The new REAL Solutions product suite will provide actionable insights into the sustainability, resilience and efficiency of assets, the real assets ESG benchmarking firm said.

Roxana Isaiu, Chief Product Officer at GRESB said: “REAL Solutions marks a significant milestone for GRESB. It was developed in response to the evolving needs of institutional investors and managers seeking deeper insights into the sustainability of individual assets. This represents a decade-long commitment to understanding, measuring and benchmarking the real-world performance of investor-owned assets worldwide.”

The new suite of solutions is powered by GRESB’s annual real estate assessment, which measures factors such strategy, leadership, policies and processes, risk management, performance at the asset and portfolio level, and development factors, including its efforts to address ESG issues during design, construction, and renovation.

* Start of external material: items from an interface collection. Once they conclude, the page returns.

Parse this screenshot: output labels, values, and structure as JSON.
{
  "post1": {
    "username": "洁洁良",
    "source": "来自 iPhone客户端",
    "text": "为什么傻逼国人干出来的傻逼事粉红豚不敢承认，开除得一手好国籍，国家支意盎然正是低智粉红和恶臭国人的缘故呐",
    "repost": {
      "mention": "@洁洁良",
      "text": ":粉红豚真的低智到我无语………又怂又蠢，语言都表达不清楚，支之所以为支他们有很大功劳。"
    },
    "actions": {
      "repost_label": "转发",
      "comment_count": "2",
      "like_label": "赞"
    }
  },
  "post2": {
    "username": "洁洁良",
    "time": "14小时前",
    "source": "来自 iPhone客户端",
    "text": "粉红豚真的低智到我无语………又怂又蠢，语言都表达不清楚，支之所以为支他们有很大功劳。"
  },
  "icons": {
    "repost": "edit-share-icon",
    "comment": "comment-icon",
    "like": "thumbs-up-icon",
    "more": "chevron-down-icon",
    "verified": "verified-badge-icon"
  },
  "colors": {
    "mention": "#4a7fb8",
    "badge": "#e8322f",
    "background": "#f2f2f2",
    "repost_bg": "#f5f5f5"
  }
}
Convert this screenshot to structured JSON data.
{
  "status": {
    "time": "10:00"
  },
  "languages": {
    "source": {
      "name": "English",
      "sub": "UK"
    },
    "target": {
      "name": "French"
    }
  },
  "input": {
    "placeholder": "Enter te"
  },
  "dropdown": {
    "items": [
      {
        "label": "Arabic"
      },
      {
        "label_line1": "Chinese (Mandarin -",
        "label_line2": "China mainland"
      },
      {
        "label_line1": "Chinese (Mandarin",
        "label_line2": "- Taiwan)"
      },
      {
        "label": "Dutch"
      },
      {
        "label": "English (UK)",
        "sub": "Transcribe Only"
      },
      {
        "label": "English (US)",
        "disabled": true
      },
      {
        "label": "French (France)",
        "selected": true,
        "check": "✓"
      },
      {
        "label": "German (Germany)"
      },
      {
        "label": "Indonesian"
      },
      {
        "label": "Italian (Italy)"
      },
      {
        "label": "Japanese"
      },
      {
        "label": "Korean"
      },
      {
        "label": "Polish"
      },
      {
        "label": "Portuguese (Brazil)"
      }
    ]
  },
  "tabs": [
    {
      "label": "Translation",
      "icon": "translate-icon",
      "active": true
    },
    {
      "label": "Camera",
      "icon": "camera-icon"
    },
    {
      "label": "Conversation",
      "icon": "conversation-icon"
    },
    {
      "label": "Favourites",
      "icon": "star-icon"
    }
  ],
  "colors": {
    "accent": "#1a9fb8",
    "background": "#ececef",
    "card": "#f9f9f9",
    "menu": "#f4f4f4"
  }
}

The first solution in the new suite, to be released in April, is REAL Benchmarks, an interactive dashboard for real estate fund managers, which allows them to analyse the contribution of individual assets to portfolio performance, including insights into energy use and emissions. 

The solution will enable users to compare asset performance against asset-specific GRESB benchmarks and against industry pathways, and to identify portfolio laggards. User will also be able to visualize energy and GHG performance and to filter portfolios by location, property type, and year.

The next product to be launched will be REAL Statistics, a global dataset covering energy and greenhouse gas intensity values and trends for financial institutions. When launched, REAL Statistics will provide asset-level data points organised into 11,000 combinations of property type, electricity grid, location and climate zones.